Dad who killed tot felt boy was evil

PUBLISHED : Wednesday, 02 February, 2011, 12:00am
UPDATED : Wednesday, 02 February, 2011, 12:00am

A scaffolding worker who has pleaded guilty to manslaughter for killing his two-month-old son said he thought the baby had an 'evil smile' and that he had punched the baby with 'all my might' on one occasion.

Gurung Hem Kumar, 26, yesterday confirmed the guilty plea he made earlier in the Court of First Instance before Ms Justice Clare-Marie Beeson.

Gurung, who was born and educated in India and who has said his family comes from Nepal, is scheduled to appear again on March 3, pending a psychiatric report.

The court heard that Gurung and his wife took their unconscious baby, Janus, to Ruttonjee Hospital on April 11 last year.

He was transferred to Queen Mary Hospital, where doctors found Janus had no spontaneous respiration.
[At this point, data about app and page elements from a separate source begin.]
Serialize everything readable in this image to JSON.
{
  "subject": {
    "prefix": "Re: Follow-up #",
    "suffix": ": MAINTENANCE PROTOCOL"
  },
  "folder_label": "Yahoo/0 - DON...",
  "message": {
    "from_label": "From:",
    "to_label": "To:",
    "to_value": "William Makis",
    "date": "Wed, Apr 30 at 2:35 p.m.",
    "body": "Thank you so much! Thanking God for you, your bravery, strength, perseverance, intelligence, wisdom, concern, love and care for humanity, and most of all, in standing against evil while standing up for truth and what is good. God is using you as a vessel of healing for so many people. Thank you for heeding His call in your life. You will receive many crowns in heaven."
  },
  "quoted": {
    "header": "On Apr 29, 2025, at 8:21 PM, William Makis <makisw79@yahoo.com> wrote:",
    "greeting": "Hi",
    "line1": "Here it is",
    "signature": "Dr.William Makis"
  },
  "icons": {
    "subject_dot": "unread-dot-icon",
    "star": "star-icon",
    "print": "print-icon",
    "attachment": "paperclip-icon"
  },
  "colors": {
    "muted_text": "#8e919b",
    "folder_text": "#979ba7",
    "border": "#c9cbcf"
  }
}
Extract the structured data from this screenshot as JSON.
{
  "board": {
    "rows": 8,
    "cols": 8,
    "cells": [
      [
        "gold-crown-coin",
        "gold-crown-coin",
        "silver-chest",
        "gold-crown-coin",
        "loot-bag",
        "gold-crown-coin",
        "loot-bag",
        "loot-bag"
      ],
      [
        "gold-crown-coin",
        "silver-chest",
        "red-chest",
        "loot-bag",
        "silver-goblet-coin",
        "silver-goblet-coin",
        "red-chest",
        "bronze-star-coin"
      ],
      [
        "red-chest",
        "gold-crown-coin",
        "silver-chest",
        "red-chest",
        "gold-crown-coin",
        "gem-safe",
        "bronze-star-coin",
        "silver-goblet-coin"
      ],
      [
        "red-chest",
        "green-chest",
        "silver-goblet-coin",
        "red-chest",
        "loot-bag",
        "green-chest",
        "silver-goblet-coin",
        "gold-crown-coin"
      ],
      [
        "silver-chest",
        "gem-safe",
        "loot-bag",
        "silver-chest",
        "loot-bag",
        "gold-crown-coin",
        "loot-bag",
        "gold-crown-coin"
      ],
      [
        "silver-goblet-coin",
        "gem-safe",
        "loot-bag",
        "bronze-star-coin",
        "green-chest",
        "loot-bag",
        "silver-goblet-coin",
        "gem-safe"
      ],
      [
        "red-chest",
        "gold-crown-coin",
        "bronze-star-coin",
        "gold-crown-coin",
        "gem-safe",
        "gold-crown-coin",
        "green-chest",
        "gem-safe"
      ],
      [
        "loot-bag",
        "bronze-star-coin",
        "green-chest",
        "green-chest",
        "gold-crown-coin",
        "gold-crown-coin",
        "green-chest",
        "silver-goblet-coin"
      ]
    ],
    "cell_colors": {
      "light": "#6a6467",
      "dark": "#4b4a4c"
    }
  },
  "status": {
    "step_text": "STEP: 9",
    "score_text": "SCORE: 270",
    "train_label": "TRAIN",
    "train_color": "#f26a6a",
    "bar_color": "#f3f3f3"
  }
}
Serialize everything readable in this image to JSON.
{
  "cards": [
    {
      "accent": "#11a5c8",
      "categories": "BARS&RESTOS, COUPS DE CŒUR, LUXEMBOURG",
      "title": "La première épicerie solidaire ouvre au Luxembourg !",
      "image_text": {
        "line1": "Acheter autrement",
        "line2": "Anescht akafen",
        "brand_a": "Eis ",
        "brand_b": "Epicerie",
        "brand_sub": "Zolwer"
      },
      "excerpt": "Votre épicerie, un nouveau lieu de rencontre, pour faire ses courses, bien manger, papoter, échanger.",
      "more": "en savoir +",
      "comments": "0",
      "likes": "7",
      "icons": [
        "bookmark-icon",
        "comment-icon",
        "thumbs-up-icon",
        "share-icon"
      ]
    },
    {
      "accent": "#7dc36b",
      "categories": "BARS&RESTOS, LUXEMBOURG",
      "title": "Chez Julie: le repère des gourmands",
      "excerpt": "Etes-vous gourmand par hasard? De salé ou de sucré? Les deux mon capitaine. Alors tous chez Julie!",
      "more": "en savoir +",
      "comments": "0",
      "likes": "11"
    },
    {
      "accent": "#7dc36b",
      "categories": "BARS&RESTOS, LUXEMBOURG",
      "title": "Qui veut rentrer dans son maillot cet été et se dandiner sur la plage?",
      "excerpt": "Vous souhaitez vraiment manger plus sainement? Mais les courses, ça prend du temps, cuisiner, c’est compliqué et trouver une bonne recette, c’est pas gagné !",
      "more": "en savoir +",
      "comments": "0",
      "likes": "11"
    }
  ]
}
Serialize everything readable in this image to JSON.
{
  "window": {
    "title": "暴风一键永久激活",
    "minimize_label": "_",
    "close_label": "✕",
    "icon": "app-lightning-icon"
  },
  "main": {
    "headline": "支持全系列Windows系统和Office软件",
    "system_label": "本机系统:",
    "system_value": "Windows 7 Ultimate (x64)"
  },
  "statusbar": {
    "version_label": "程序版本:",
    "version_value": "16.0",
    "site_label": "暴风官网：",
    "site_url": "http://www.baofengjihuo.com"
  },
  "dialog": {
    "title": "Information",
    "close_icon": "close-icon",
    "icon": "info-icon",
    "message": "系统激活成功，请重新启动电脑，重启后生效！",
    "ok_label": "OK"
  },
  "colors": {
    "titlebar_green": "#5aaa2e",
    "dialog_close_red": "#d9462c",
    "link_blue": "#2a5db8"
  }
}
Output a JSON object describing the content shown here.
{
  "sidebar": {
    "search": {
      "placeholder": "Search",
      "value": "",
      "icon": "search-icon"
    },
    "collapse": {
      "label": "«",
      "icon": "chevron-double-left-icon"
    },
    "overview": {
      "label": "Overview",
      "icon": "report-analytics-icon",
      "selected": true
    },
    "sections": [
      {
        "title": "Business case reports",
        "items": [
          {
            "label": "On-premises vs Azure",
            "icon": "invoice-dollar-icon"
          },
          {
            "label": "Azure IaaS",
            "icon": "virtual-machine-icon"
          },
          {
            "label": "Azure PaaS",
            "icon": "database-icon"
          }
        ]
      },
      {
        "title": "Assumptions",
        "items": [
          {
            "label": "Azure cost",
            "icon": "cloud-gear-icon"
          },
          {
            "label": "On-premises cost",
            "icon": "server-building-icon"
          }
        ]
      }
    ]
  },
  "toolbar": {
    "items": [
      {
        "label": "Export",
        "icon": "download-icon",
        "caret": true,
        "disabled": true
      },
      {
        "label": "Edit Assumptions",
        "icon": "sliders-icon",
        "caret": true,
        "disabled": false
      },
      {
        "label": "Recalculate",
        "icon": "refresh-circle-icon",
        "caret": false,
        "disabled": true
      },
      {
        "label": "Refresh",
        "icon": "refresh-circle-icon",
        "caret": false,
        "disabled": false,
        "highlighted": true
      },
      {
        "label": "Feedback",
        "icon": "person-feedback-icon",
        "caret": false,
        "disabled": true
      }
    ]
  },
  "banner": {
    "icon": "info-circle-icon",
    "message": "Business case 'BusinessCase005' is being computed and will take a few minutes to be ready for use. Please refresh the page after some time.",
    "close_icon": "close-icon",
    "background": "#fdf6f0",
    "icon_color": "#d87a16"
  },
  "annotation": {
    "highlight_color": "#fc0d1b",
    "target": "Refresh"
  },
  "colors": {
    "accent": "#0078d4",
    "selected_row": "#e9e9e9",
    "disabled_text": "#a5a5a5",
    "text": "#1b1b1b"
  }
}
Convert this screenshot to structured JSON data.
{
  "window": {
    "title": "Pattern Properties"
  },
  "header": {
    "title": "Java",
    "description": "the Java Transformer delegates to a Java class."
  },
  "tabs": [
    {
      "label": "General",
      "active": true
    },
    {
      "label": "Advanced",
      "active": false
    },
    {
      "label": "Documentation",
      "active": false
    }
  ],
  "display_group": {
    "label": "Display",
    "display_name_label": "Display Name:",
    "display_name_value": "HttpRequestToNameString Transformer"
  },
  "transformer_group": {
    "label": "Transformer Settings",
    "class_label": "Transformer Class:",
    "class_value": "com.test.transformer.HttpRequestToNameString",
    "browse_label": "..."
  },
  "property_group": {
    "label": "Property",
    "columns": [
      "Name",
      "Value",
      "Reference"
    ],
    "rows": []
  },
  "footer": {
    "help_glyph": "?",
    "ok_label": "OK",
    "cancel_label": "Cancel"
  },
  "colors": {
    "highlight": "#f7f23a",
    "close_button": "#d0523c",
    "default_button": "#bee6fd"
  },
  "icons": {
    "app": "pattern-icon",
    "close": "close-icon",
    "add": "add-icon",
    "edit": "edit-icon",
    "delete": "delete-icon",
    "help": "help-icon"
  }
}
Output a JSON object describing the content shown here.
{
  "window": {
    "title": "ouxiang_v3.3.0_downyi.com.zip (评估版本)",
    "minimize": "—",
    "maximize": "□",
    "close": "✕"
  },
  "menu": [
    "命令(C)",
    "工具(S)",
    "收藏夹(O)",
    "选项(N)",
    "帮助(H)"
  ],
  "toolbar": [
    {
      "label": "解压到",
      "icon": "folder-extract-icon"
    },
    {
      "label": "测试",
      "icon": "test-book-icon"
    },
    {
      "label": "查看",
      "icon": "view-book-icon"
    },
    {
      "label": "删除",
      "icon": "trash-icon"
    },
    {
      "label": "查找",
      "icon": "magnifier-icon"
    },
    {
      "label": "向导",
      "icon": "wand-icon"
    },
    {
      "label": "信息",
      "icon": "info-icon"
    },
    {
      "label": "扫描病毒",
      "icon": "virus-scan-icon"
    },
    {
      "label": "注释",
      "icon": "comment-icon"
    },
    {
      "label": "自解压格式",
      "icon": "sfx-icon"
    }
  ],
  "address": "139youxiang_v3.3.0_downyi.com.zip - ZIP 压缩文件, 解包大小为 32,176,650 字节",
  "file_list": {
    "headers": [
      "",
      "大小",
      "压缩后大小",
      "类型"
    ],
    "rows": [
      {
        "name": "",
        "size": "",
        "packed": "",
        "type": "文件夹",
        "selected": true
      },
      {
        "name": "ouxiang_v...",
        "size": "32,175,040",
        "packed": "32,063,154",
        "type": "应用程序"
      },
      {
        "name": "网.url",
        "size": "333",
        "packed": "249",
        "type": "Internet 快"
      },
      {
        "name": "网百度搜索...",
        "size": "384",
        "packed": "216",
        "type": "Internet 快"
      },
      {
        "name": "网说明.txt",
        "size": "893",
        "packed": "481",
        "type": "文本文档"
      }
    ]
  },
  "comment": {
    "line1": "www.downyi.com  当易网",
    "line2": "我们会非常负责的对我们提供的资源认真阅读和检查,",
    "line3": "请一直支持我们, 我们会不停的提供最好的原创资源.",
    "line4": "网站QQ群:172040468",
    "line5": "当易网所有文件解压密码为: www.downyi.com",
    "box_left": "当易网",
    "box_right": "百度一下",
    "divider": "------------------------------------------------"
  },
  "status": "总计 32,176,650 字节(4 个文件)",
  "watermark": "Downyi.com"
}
Scans revealed he had a fractured skull and ribs and a torn spleen, senior public prosecutor Vincent Wong Wing-sum said.

The condition of the baby deteriorated, and he died on April 22. The cause of death was a fractured skull and a brain injury.

The court heard that Gurung had told police after his arrest that he had drunk a beer and been tipsy when he went to feed Janus one evening in April.

He 'intended to swing, ie, propel or throw the baby into the cot', Wong said, referring to Gurung's account to police, and the baby's head bumped against a wooden bar of the cot. 'The accused stuck out a foot to try and catch the baby, but the baby fell', the prosecutor said.

Gurung also told police that three days before that incident, he had punched Janus with 'all my might' after getting home drunk because his son had annoyed him with his crying.

The baby stopped crying and had had a pained expression.

'He heard the baby crying from the bedroom and then thumped the baby once, using a hammering motion ... Then he went back to watching television,' Wong said, referring to what Gurung had told police.

'Shortly after, the deceased was crying again. The accused went back and hit him again with the same motion.'

Mahinder Panesar, Gurung's barrister, suggested the court obtain reports on her client. The barrister noted that one of his sisters had psychiatric problems.

Gurung had formed a view that Janus had an evil smile, the barrister said.

Panesar said Gurung had been an ambitious man who had started out as a farmhand, studied, and become a primary school teacher in a small village.

As a young man he had been concerned for the poor around him. 'He was a person who cared for people in similar circumstances,' Panesar said.

Gurung had not been ready for marriage and had been pressured into marrying his wife. When he had arrived in Hong Kong, his in-laws had commanded him to work as a servant.

Panesar said Gurung had discovered that his wife was in love with someone else. Although his wife told him she had sold jewellery given to her by her boyfriend, he found it one day while searching for something.